[Data items]
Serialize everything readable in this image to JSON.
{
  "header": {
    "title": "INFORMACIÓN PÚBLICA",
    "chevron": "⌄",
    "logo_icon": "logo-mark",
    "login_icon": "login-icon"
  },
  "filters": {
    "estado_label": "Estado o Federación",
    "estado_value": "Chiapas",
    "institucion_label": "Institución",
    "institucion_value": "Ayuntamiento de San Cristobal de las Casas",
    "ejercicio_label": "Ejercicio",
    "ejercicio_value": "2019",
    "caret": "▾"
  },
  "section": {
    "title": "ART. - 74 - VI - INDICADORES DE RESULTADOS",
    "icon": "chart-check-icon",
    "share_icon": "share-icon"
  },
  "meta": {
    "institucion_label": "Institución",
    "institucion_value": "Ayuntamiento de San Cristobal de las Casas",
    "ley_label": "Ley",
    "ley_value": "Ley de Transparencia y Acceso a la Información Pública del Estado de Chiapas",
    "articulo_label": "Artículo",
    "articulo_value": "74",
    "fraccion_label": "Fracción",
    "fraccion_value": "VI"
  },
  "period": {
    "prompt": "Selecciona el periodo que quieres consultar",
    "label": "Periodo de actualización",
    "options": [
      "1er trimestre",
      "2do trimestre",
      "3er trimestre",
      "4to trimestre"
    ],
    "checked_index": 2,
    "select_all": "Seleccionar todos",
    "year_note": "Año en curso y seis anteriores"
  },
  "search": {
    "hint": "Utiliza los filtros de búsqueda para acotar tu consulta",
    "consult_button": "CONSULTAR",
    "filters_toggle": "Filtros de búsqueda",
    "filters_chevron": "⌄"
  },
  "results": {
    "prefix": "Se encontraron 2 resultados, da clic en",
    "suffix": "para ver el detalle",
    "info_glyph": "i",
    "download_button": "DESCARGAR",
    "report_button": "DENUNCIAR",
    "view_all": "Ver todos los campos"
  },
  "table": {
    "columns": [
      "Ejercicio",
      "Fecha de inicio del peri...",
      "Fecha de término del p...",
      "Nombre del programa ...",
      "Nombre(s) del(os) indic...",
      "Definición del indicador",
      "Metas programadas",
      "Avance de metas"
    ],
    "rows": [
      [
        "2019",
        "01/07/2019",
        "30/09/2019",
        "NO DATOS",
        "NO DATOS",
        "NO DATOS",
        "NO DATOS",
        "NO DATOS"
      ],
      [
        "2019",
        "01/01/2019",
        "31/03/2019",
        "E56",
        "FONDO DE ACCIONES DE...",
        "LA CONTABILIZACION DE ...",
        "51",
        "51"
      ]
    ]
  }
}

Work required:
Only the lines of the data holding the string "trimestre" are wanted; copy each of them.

The answer:
      "1er trimestre",
      "2do trimestre",
      "3er trimestre",
      "4to trimestre"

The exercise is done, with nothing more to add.